The changes in plant VOCs emission after fungal infection associated to the change in insect preference after fungus acquisition showed in this work was previously studied in interactions with vector-borne viruses, such as barley yellow dwarf virus (BYDV) [51], tomato spotted wilt virus (TSWV) [9], and potato leaf roll virus (PLRV) [52, 53], as well as bacteria [54]. However, in this work we showed a phytopathogenic fungus that uses the strategies previously demonstrated by vector-borne virus and bacteria [9, 51,52,53,54] to manipulate both plant and vector interactions and being vertically transmitted to the vector’s offspring.

The vertical transmission of fungi in insects is not well understood, while a great majority of reports related to symbiont transmission mechanisms are restricted to bacteria and archaea [18]. The interaction of D. saccharalis and F. verticillioides apparently starts with the release of fungal VOCs which are recognized by D. saccharalis, guiding larvae and adults toward fungus-infected plants, where tactile and taste clues can also take a place.

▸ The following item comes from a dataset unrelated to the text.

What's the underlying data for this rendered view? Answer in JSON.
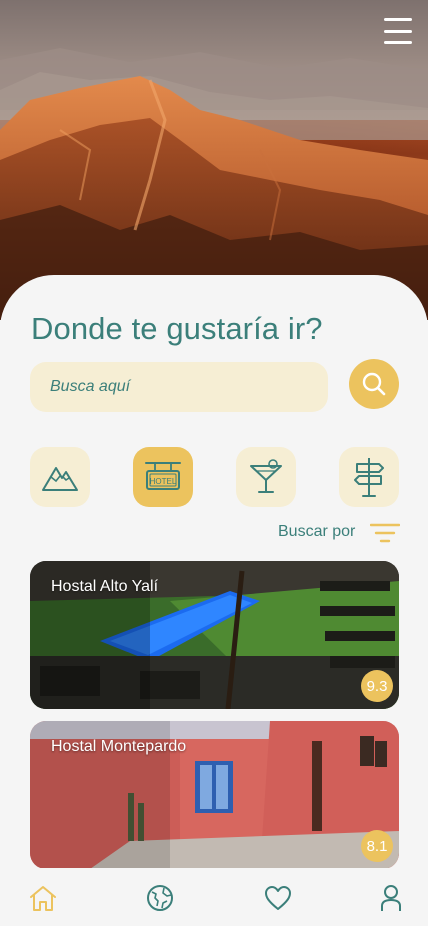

The first contact of the sugarcane borer with the fungus occurs when the caterpillars feed on fungus-infected plants, suggesting horizontal transmission of the fungus; however, the presence of the fungus in the gut, adults and eggs demonstrates that after ingestion by the caterpillars, the fungus is vertically transmitted to the offspring.

The plant-insect-fungus interaction studied here is beneficial to fungus dissemination, but in contrast to other interactions, in which pathogen infection provides superior nutritional quality for the vector’s offspring [55], F. verticillioides infection in sugarcane does not directly benefit the insect. Insects fed on fungus-infected plants showed a poorer performance than those fed on mock plants. The observed lower weight gain might be related to antinutritional plant defense responses in this multitrophic interaction. Despite the weight loss, D. saccharalis completed its life cycle, thus providing a full advantage to the fungus. Moreover, sugarcane plants infected by F. verticillioides release less attractive herbivore-induced plant VOCs to Cotesia flavipes, a parasitoid of the D. saccharalis caterpillar [56], indicating an indirect benefit to the herbivore of co-occurring with the fungus. The strategy of feeding in a safe environment, provided by another species was also studied with brown planthopper. This insect takes advantage of the VOCs released by plants previously attacked by the rice striped stem borer, which are avoided by the egg parasitoid Anagrus nilaparvatae, an enemy of brown planthopper [57]. Therefore, for D. saccharalis, the cost of feeding in F. verticillioides-infected plants can be compensated by avoiding C. flavipes parasitoid. These observations highlight the influence of F. verticillioides on plant and insect modulation.

Previous studies have shown that other Fusarium species can also produce a series of VOCs, such as alcohols, esters, and aldehydes, which are either attractive or repellent to different insect species [38, 58, 59]. Nevertheless, as demonstrated in this study, VOCs-elicited attraction is only the first step of a multifaceted interaction. Our results support a paradigm change in which the fungus is not merely an opportunistic player, but also manipulates both the host plant and the insect throughout its life cycle to promote infection and dissemination.